- **What you should do**: Give the following records again in full and without alteration.

- **Input records**:
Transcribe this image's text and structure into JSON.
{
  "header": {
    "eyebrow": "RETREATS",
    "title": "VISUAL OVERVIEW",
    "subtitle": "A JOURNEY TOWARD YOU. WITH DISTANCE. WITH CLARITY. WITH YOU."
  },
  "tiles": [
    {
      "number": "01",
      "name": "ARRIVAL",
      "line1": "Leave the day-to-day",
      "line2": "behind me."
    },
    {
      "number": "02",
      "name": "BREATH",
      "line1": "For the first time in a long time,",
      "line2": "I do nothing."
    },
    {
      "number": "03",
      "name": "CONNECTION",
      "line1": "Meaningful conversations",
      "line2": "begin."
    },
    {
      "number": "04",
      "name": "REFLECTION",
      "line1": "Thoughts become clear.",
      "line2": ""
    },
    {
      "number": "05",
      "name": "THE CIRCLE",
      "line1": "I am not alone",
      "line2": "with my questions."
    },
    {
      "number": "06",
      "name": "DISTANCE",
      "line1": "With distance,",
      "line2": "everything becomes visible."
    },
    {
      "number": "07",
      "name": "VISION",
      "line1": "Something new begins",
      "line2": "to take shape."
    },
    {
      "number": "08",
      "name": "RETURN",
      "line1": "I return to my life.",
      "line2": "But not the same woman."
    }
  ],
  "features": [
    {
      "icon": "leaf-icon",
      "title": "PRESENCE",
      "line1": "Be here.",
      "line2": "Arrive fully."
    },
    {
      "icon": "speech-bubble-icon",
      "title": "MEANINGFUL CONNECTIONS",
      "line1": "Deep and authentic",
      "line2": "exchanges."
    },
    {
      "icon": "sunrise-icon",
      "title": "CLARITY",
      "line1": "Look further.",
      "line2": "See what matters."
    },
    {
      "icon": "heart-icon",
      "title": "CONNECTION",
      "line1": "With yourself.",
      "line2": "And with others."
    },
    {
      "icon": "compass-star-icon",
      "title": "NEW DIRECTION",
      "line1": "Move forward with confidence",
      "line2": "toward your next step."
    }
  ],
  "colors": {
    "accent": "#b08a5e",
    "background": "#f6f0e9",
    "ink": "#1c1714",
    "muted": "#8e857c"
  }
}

- **Solution for this problem**:
Transcribe this image's text and structure into JSON.
{
  "header": {
    "eyebrow": "RETREATS",
    "title": "VISUAL OVERVIEW",
    "subtitle": "A JOURNEY TOWARD YOU. WITH DISTANCE. WITH CLARITY. WITH YOU."
  },
  "tiles": [
    {
      "number": "01",
      "name": "ARRIVAL",
      "line1": "Leave the day-to-day",
      "line2": "behind me."
    },
    {
      "number": "02",
      "name": "BREATH",
      "line1": "For the first time in a long time,",
      "line2": "I do nothing."
    },
    {
      "number": "03",
      "name": "CONNECTION",
      "line1": "Meaningful conversations",
      "line2": "begin."
    },
    {
      "number": "04",
      "name": "REFLECTION",
      "line1": "Thoughts become clear.",
      "line2": ""
    },
    {
      "number": "05",
      "name": "THE CIRCLE",
      "line1": "I am not alone",
      "line2": "with my questions."
    },
    {
      "number": "06",
      "name": "DISTANCE",
      "line1": "With distance,",
      "line2": "everything becomes visible."
    },
    {
      "number": "07",
      "name": "VISION",
      "line1": "Something new begins",
      "line2": "to take shape."
    },
    {
      "number": "08",
      "name": "RETURN",
      "line1": "I return to my life.",
      "line2": "But not the same woman."
    }
  ],
  "features": [
    {
      "icon": "leaf-icon",
      "title": "PRESENCE",
      "line1": "Be here.",
      "line2": "Arrive fully."
    },
    {
      "icon": "speech-bubble-icon",
      "title": "MEANINGFUL CONNECTIONS",
      "line1": "Deep and authentic",
      "line2": "exchanges."
    },
    {
      "icon": "sunrise-icon",
      "title": "CLARITY",
      "line1": "Look further.",
      "line2": "See what matters."
    },
    {
      "icon": "heart-icon",
      "title": "CONNECTION",
      "line1": "With yourself.",
      "line2": "And with others."
    },
    {
      "icon": "compass-star-icon",
      "title": "NEW DIRECTION",
      "line1": "Move forward with confidence",
      "line2": "toward your next step."
    }
  ],
  "colors": {
    "accent": "#b08a5e",
    "background": "#f6f0e9",
    "ink": "#1c1714",
    "muted": "#8e857c"
  }
}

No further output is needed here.